A plucky, wry record, Mental Illness was inspired by Aimee Mann’s love of ’60s and ‘70s folk-rock records. It’s full of guest performances from Mann’s pals, including Jonathan Coulton, John Roderick, and Ted Leo—her cohort in The Both—and isn’t inherently about Mann’s struggles (or lack thereof) with mental illness. According to a press release, Mann says that the title is instead a play on peoples’ assumptions about who she is based on her quiet, delicate songs. If the general consensus, she says, is that she makes depressing, downtempo tracks, then she felt like it would be freeing to just give herself “permission to write the saddest, slowest, most acoustic, if-they’re-all-waltzes-so-be-it record” she could. [Marah Eakin]

Mastodon, Emperor Of Sand

Though Mastodon has spent its last couple of records exploring the limits of Thin Lizzy-indebted hard rock, Emperor Of Sand feels a bit like a return to the band’s outright riff-worship. While “Show Yourself” retains the classic-rock stylings of its last couple of records, “Sultan’s Curse” sounds like a lost cut from Leviathan.
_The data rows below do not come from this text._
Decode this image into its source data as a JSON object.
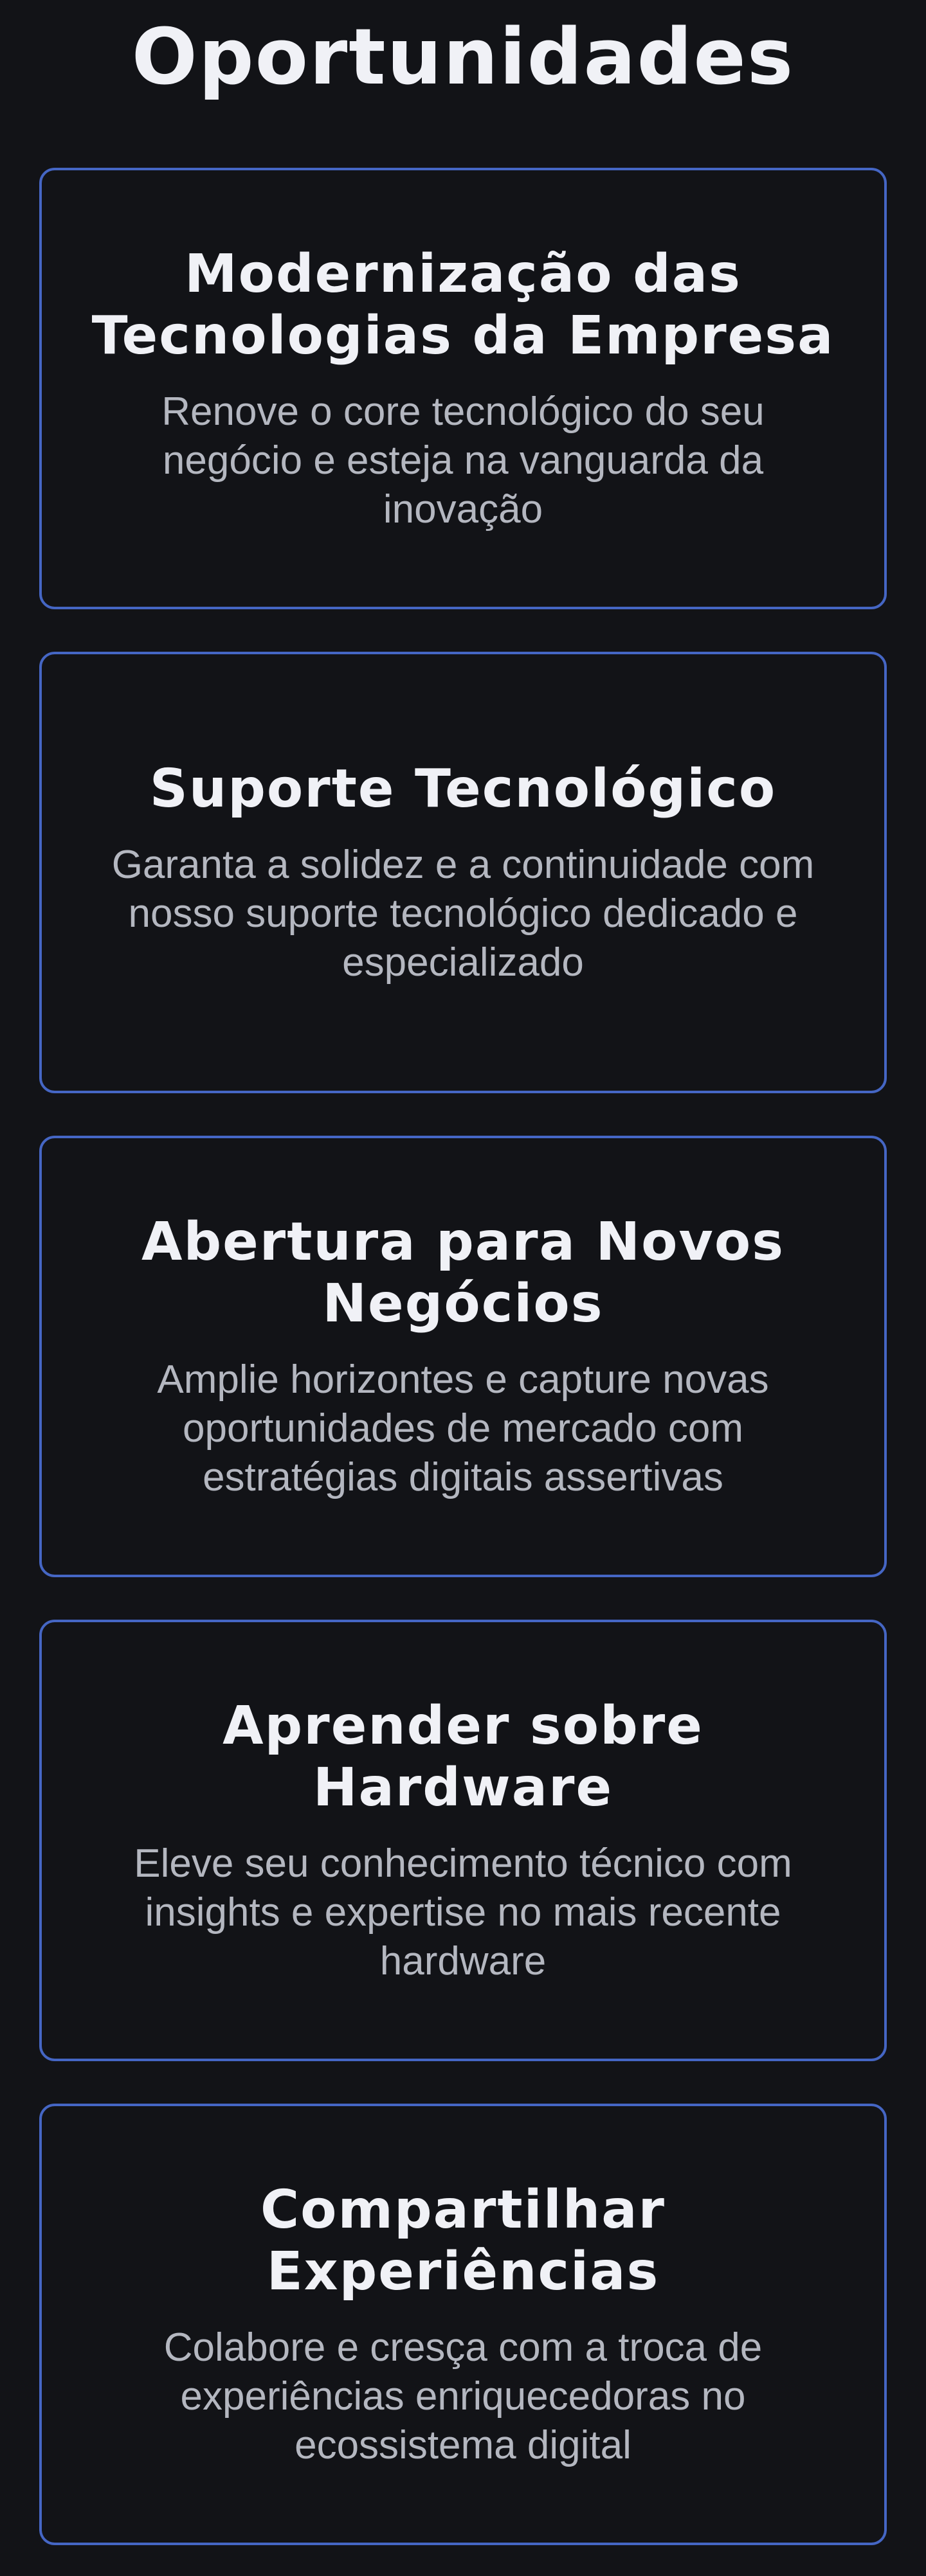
{
  "section": {
    "title": "Oportunidades"
  },
  "cards": [
    {
      "title": "Modernização das Tecnologias da Empresa",
      "description": "Renove o core tecnológico do seu negócio e esteja na vanguarda da inovação"
    },
    {
      "title": "Suporte Tecnológico",
      "description": "Garanta a solidez e a continuidade com nosso suporte tecnológico dedicado e especializado"
    },
    {
      "title": "Abertura para Novos Negócios",
      "description": "Amplie horizontes e capture novas oportunidades de mercado com estratégias digitais assertivas"
    },
    {
      "title": "Aprender sobre Hardware",
      "description": "Eleve seu conhecimento técnico com insights e expertise no mais recente hardware"
    },
    {
      "title": "Compartilhar Experiências",
      "description": "Colabore e cresça com a troca de experiências enriquecedoras no ecossistema digital"
    }
  ],
  "colors": {
    "background": "#121317",
    "card_border": "#4566c4",
    "title_text": "#f0f1f6",
    "body_text": "#b4b7c0"
  }
}
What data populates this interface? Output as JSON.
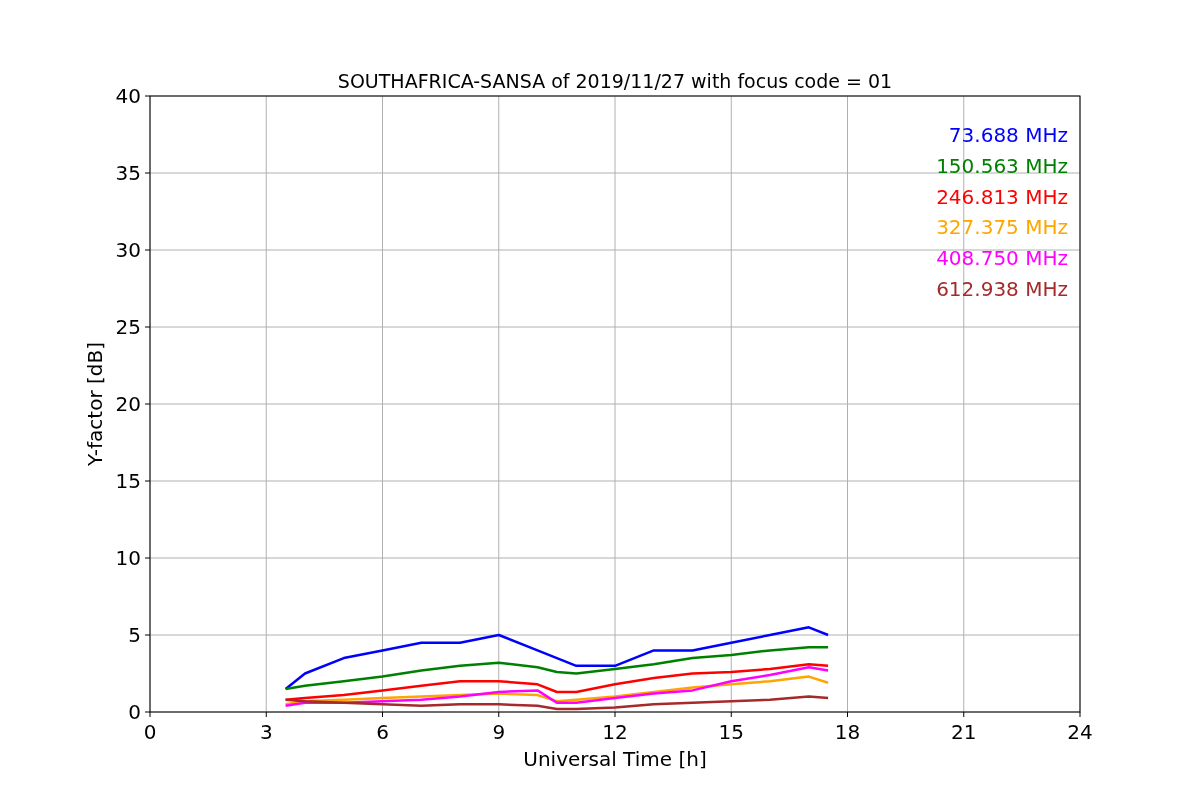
{
  "chart_data": {
    "type": "line",
    "title": "SOUTHAFRICA-SANSA of 2019/11/27 with focus code = 01",
    "xlabel": "Universal Time [h]",
    "ylabel": "Y-factor [dB]",
    "x": [
      3.5,
      4,
      5,
      6,
      7,
      8,
      9,
      10,
      10.5,
      11,
      12,
      13,
      14,
      15,
      16,
      17,
      17.5
    ],
    "series": [
      {
        "name": "73.688 MHz",
        "color": "#0000ff",
        "values": [
          1.5,
          2.5,
          3.5,
          4,
          4.5,
          4.5,
          5,
          4,
          3.5,
          3,
          3,
          4,
          4,
          4.5,
          5,
          5.5,
          5
        ]
      },
      {
        "name": "150.563 MHz",
        "color": "#008000",
        "values": [
          1.5,
          1.7,
          2,
          2.3,
          2.7,
          3,
          3.2,
          2.9,
          2.6,
          2.5,
          2.8,
          3.1,
          3.5,
          3.7,
          4,
          4.2,
          4.2
        ]
      },
      {
        "name": "246.813 MHz",
        "color": "#ff0000",
        "values": [
          0.8,
          0.9,
          1.1,
          1.4,
          1.7,
          2,
          2,
          1.8,
          1.3,
          1.3,
          1.8,
          2.2,
          2.5,
          2.6,
          2.8,
          3.1,
          3
        ]
      },
      {
        "name": "327.375 MHz",
        "color": "#ffa500",
        "values": [
          0.5,
          0.7,
          0.8,
          0.9,
          1,
          1.1,
          1.2,
          1.1,
          0.7,
          0.8,
          1,
          1.3,
          1.6,
          1.8,
          2,
          2.3,
          1.9
        ]
      },
      {
        "name": "408.750 MHz",
        "color": "#ff00ff",
        "values": [
          0.4,
          0.6,
          0.6,
          0.7,
          0.8,
          1,
          1.3,
          1.4,
          0.6,
          0.6,
          0.9,
          1.2,
          1.4,
          2,
          2.4,
          2.9,
          2.7
        ]
      },
      {
        "name": "612.938 MHz",
        "color": "#a52a2a",
        "values": [
          0.8,
          0.7,
          0.6,
          0.5,
          0.4,
          0.5,
          0.5,
          0.4,
          0.2,
          0.2,
          0.3,
          0.5,
          0.6,
          0.7,
          0.8,
          1,
          0.9
        ]
      }
    ],
    "xlim": [
      0,
      24
    ],
    "ylim": [
      0,
      40
    ],
    "xticks": [
      0,
      3,
      6,
      9,
      12,
      15,
      18,
      21,
      24
    ],
    "yticks": [
      0,
      5,
      10,
      15,
      20,
      25,
      30,
      35,
      40
    ],
    "grid": true
  }
}
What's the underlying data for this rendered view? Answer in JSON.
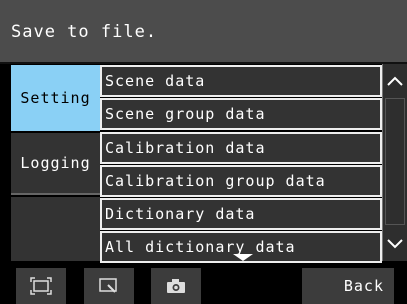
{
  "header": {
    "message": "Save to file."
  },
  "tabs": [
    {
      "label": "Setting",
      "active": true
    },
    {
      "label": "Logging",
      "active": false
    }
  ],
  "list": {
    "items": [
      {
        "label": "Scene data"
      },
      {
        "label": "Scene group data"
      },
      {
        "label": "Calibration data"
      },
      {
        "label": "Calibration group data"
      },
      {
        "label": "Dictionary data"
      },
      {
        "label": "All dictionary data"
      }
    ]
  },
  "scrollbar": {
    "up_icon": "chevron-up-icon",
    "down_icon": "chevron-down-icon"
  },
  "toolbar": {
    "fullscreen_icon": "fullscreen-icon",
    "zoom_icon": "zoom-window-icon",
    "capture_icon": "camera-icon",
    "back_label": "Back"
  },
  "colors": {
    "header_bg": "#4c4c4c",
    "active_tab_bg": "#8ad0f5",
    "item_bg": "#333333",
    "item_border": "#eeeeee"
  }
}
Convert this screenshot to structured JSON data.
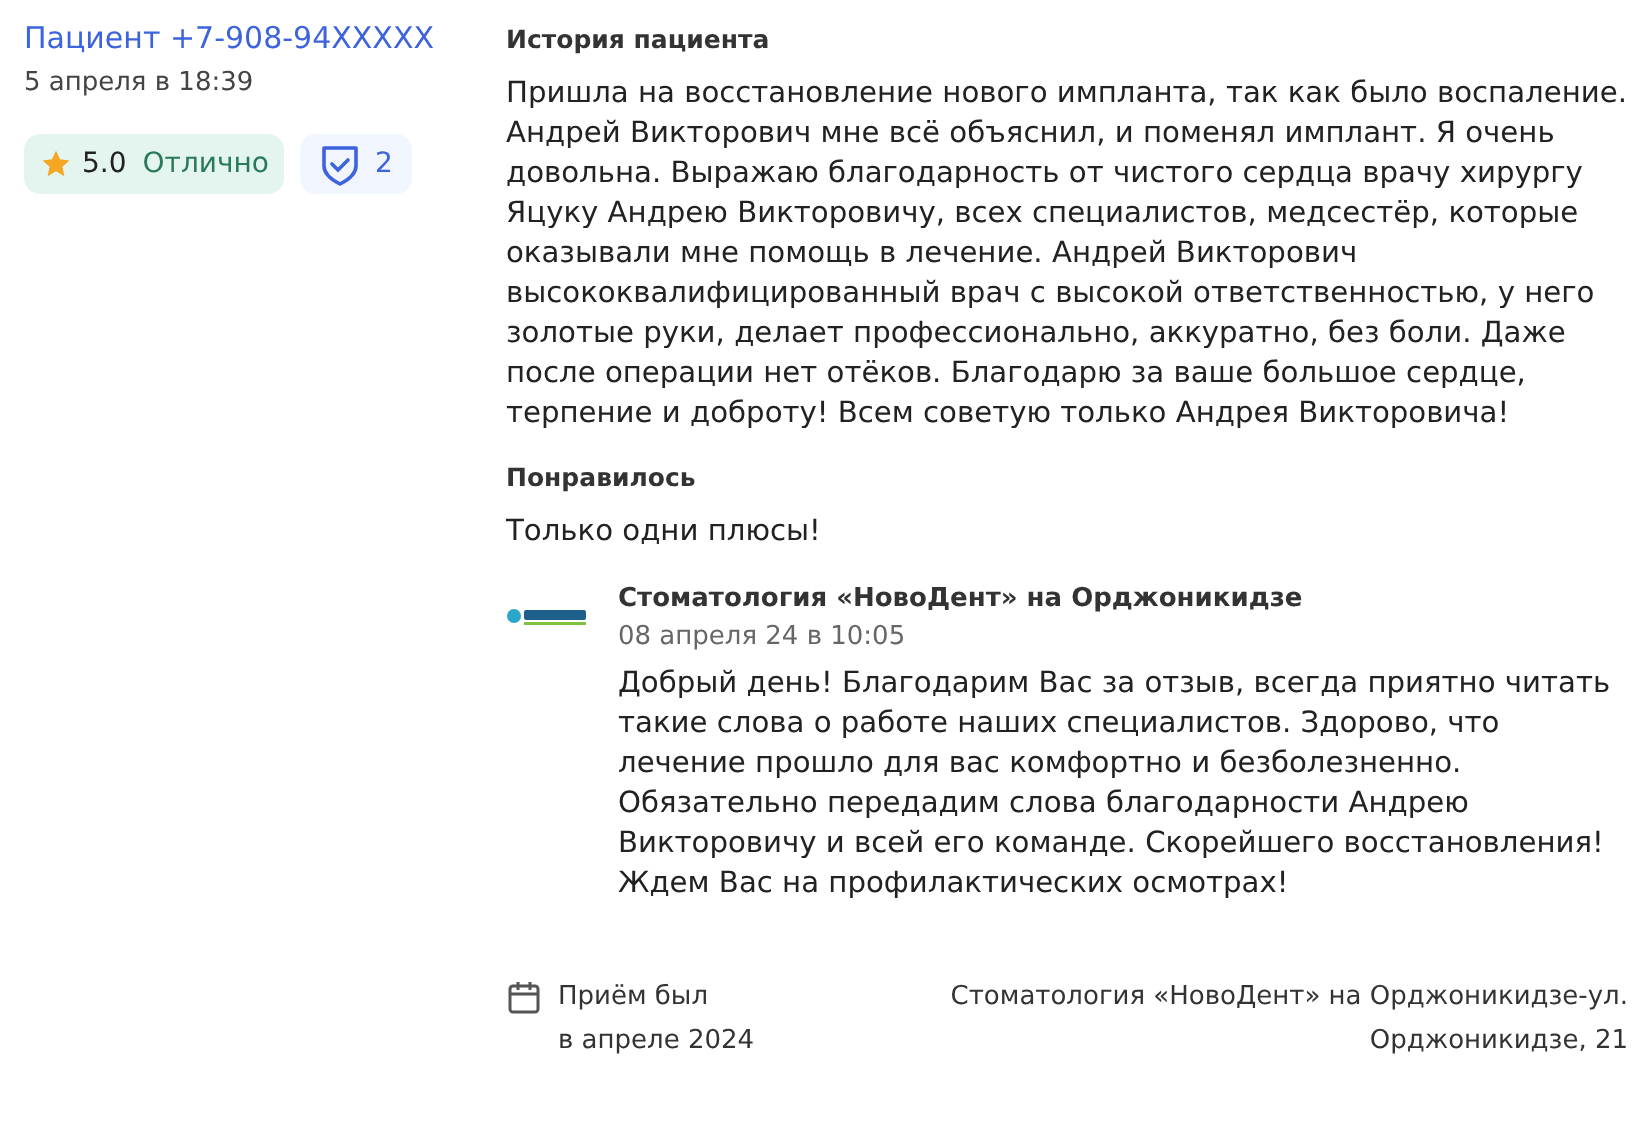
{
  "author": {
    "name": "Пациент +7-908-94XXXXX",
    "date": "5 апреля в 18:39"
  },
  "rating": {
    "score": "5.0",
    "label": "Отлично"
  },
  "verified": {
    "count": "2"
  },
  "story": {
    "title": "История пациента",
    "text": "Пришла на восстановление нового импланта, так как было воспаление. Андрей Викторович мне всё объяснил, и поменял имплант. Я очень довольна. Выражаю благодарность от чистого сердца врачу хирургу Яцуку Андрею Викторовичу, всех специалистов, медсестёр, которые оказывали мне помощь в лечение. Андрей Викторович высококвалифицированный врач с высокой ответственностью, у него золотые руки, делает профессионально, аккуратно, без боли. Даже после операции нет отёков. Благодарю за ваше большое сердце, терпение и доброту! Всем советую только Андрея Викторовича!"
  },
  "liked": {
    "title": "Понравилось",
    "text": "Только одни плюсы!"
  },
  "reply": {
    "clinic": "Стоматология «НовоДент» на Орджоникидзе",
    "date": "08 апреля 24 в 10:05",
    "text": "Добрый день! Благодарим Вас за отзыв, всегда приятно читать такие слова о работе наших специалистов. Здорово, что лечение прошло для вас комфортно и безболезненно. Обязательно передадим слова благодарности Андрею Викторовичу и всей его команде. Скорейшего восстановления! Ждем Вас на профилактических осмотрах!"
  },
  "visit": {
    "line_1": "Приём был",
    "line_2": "в апреле 2024"
  },
  "location": {
    "line_1": "Стоматология «НовоДент» на Орджоникидзе-ул.",
    "line_2": "Орджоникидзе, 21"
  }
}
On the whole, Emperor Of Sand shows Mastodon isn’t interested in sticking with any one sound for long, and the album is better off for it. [David Anthony]

Nana Grizol, Ursa Minor

Ruth, Nana Grizol’s second full-length, is a low-key classic. But it’s been seven years since then and, aside from a one-off cassette tape release, it’d be easy to think the band was no more. But Ursa Minor sees the band from Athens, Georgia, springing back to life and sounding like not a day has passed since Ruth. Nana Grizol’s driving force has always been Theo Hilton, who makes the kind of twee-inspired punk that fans of The Weakerthans should welcome with open arms. [David Anthony]

Pharmakon, Contact

The release of Contact serves as a celebration for Margaret Chardiet, as much as a Pharmakon record can be described as celebratory. Contact marks 10 years of Chardiet working under the Pharmakon moniker, and while she’s always dealt in harsh, electronic-based noise, she’s always been able to capture the space where human and synthetic elements intersect. Contact is far from accessible, but it offers as warm of an introduction to Chardiet’s cacophonous work as any. [David Anthony]

Pile, A Hairshirt Of Purpose

Pile has yet to make the same record twice, with each new entry in the band’s discography exploring a different facet of the Boston band’s sound. While that’s equally true of A Hairshirt Of Purpose, the album feels like the best summary of the band’s disparate pursuits. Songs have the country influence of Jerk Routine, the throat-grabbing immediacy of Dripping, and the heartbreaking intensity of You’re Better Than This. A single listen to “Dogs” shows how much Pile packs into its songs, putting Rick Maguire’s masterful songwriting on full display. [David Anthony]